- **WHAT TO WORK ON**: Copy each line of the listing below where the word "when" turns up.

- **DATA SUPPLIED**:
>>>>

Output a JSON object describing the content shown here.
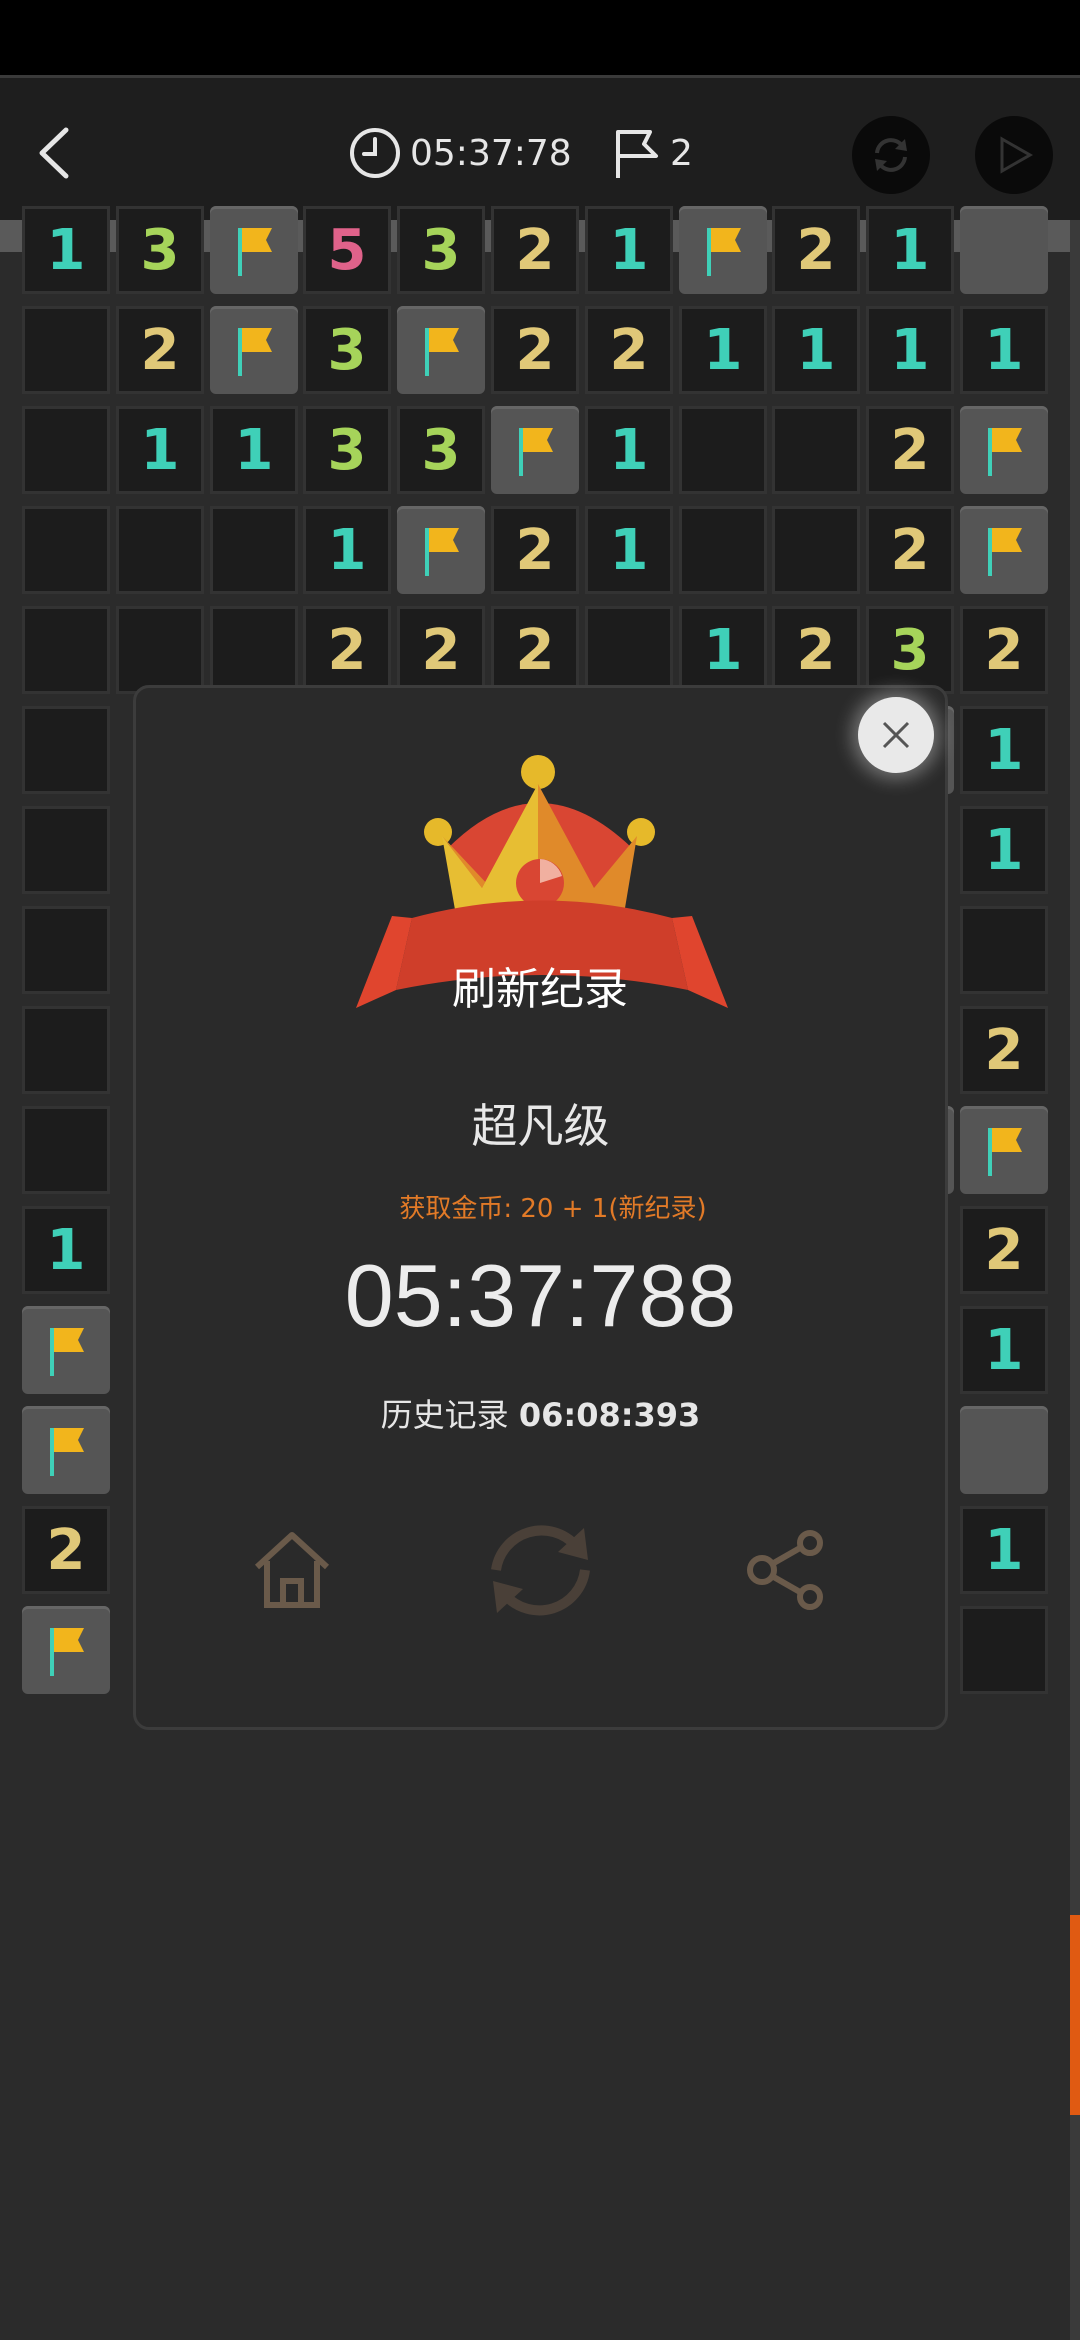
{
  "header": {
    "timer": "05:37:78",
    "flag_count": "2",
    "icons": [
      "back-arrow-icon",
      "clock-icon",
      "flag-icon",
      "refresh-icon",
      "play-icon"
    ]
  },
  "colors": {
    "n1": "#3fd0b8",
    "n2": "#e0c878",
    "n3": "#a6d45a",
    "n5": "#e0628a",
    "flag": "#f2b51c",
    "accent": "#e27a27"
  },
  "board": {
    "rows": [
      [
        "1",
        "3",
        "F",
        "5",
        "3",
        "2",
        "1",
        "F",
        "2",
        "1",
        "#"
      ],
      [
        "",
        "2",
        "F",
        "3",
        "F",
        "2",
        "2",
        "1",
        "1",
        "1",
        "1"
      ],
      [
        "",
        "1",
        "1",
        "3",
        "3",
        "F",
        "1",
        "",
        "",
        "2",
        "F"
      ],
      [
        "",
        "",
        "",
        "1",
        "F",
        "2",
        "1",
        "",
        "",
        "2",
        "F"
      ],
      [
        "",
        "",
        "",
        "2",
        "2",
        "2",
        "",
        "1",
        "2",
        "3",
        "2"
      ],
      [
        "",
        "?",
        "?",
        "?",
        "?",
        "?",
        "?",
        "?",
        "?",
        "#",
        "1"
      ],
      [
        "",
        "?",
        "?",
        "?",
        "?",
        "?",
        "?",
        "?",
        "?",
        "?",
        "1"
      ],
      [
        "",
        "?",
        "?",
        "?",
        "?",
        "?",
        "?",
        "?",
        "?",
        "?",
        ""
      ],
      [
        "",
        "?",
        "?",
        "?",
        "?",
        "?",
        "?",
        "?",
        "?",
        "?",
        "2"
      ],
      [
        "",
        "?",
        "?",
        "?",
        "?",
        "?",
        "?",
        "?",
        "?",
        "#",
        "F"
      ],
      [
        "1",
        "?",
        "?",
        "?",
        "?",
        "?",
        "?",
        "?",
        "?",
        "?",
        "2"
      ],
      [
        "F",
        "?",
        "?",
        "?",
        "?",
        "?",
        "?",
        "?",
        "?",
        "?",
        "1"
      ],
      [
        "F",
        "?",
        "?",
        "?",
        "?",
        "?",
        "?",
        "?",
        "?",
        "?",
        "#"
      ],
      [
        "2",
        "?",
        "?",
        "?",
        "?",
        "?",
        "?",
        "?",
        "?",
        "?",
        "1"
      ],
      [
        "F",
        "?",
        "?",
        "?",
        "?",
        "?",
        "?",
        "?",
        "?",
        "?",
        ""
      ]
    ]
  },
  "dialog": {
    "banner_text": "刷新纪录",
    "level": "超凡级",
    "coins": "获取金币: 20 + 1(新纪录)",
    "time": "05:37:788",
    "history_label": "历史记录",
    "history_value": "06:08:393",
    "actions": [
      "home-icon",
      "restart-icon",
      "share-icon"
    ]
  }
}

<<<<
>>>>

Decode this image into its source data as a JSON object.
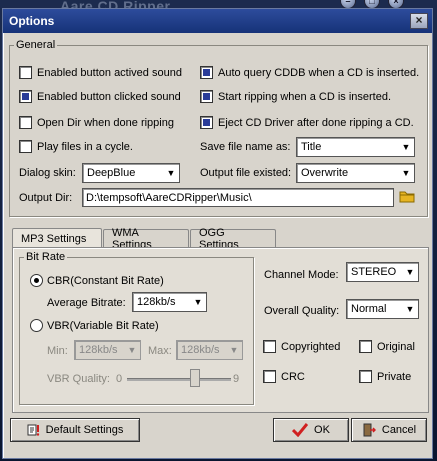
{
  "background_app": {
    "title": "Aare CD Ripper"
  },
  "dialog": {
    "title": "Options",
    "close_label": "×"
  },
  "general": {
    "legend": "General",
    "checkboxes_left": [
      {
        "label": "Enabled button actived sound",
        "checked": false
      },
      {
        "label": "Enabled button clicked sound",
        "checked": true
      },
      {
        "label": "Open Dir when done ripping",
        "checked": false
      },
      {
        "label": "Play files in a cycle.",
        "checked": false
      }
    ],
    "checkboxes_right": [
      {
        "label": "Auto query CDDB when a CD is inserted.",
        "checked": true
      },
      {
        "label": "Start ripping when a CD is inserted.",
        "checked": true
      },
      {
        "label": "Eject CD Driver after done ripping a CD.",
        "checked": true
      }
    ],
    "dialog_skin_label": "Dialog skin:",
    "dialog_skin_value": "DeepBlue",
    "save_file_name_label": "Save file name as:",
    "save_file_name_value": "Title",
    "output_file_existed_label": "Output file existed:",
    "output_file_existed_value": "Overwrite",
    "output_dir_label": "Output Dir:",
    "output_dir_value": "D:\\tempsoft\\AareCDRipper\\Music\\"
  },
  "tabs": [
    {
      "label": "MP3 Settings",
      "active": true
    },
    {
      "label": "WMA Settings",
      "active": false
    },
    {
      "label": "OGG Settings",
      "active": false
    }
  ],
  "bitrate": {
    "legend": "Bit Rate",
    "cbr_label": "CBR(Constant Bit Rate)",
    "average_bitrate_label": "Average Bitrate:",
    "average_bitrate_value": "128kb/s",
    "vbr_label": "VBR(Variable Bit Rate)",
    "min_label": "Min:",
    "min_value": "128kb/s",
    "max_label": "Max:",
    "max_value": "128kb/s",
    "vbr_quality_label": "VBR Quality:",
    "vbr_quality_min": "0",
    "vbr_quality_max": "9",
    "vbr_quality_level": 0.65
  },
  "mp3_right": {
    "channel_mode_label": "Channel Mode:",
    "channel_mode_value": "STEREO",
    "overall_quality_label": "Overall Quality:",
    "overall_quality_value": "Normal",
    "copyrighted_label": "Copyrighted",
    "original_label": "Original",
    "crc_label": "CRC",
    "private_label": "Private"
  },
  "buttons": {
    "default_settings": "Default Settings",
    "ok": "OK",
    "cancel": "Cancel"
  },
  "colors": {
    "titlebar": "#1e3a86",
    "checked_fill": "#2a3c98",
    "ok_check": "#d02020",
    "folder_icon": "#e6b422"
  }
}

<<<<
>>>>

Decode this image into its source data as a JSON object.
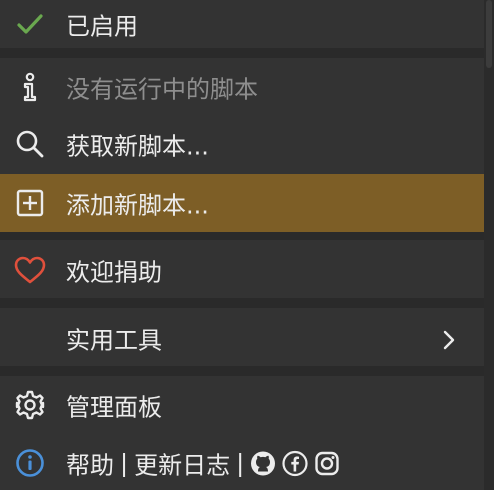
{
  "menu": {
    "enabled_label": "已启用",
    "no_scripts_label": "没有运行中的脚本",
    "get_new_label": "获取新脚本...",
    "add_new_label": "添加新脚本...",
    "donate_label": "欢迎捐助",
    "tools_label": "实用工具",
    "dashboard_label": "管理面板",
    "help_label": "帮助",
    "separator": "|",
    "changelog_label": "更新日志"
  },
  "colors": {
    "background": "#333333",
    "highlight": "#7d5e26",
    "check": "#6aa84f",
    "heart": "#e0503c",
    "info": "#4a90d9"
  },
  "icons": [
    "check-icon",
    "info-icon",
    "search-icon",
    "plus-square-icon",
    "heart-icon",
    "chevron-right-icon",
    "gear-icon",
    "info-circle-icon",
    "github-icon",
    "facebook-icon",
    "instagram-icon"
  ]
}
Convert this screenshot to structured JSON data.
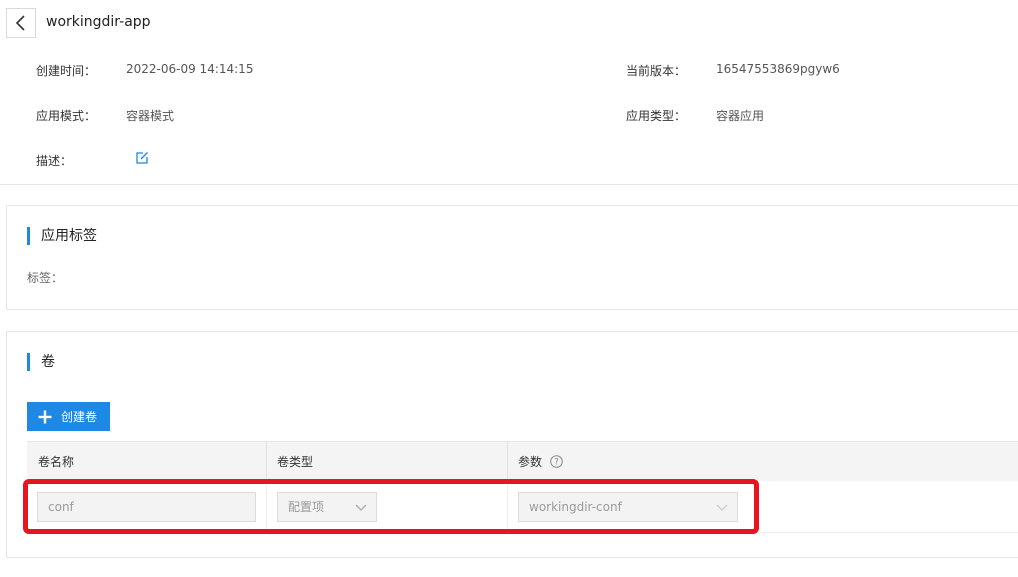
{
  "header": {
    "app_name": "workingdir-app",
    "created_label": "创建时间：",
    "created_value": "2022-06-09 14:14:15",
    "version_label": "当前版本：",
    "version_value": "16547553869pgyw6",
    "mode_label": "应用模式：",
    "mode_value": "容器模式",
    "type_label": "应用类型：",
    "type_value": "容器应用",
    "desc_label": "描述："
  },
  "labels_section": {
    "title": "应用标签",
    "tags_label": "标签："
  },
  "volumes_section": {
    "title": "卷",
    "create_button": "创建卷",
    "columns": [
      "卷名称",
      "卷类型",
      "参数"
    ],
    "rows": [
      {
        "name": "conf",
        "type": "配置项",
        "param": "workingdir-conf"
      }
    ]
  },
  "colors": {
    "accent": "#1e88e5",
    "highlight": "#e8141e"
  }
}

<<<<

- **WRITTEN SOLUTION**:
        "label": "Open Dir when done ripping",
        "label": "Auto query CDDB when a CD is inserted.",
        "label": "Start ripping when a CD is inserted.",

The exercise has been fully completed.